Work to complete -> Take each line of the entries below that contains "BÁSICO" and copy it.

(Excerpted data)

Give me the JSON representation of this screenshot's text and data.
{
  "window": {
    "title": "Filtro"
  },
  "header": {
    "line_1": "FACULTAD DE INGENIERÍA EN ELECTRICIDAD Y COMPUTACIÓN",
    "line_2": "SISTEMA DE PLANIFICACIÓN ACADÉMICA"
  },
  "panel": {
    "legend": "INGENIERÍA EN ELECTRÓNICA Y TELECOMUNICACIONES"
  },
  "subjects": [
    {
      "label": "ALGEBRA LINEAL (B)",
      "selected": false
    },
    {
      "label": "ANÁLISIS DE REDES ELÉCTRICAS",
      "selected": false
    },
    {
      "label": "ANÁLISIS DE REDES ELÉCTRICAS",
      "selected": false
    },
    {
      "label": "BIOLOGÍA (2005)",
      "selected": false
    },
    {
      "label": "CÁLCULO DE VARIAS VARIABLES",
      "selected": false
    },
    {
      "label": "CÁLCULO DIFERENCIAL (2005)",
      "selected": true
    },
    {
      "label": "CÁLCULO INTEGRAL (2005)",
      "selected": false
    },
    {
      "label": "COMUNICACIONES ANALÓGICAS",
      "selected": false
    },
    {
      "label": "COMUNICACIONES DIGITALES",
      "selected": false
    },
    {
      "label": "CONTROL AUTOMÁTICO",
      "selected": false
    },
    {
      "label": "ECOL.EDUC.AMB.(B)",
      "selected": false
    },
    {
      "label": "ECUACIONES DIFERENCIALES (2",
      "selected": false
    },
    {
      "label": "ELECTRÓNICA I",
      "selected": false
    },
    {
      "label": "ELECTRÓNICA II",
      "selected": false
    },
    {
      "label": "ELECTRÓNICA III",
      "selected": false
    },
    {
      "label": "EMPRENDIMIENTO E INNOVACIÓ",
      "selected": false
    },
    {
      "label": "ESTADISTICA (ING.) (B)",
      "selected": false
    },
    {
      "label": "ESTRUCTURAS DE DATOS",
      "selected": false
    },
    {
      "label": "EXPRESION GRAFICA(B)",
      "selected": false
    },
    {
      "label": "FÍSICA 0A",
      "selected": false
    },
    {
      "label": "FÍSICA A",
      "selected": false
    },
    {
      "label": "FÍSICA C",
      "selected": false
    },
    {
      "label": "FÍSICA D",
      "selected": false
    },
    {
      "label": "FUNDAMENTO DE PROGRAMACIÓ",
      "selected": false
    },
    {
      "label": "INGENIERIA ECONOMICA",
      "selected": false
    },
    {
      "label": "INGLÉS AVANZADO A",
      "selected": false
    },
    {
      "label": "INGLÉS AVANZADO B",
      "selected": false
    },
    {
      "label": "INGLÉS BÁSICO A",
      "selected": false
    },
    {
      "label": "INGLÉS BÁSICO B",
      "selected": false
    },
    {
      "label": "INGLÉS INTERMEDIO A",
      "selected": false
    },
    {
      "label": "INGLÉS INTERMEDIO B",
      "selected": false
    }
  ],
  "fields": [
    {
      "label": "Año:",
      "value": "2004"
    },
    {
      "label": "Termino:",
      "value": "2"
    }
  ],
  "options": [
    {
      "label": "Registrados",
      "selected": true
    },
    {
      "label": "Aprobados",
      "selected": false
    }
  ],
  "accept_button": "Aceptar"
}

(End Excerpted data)

Solution to the problem ->
      "label": "INGLÉS BÁSICO A",
      "label": "INGLÉS BÁSICO B",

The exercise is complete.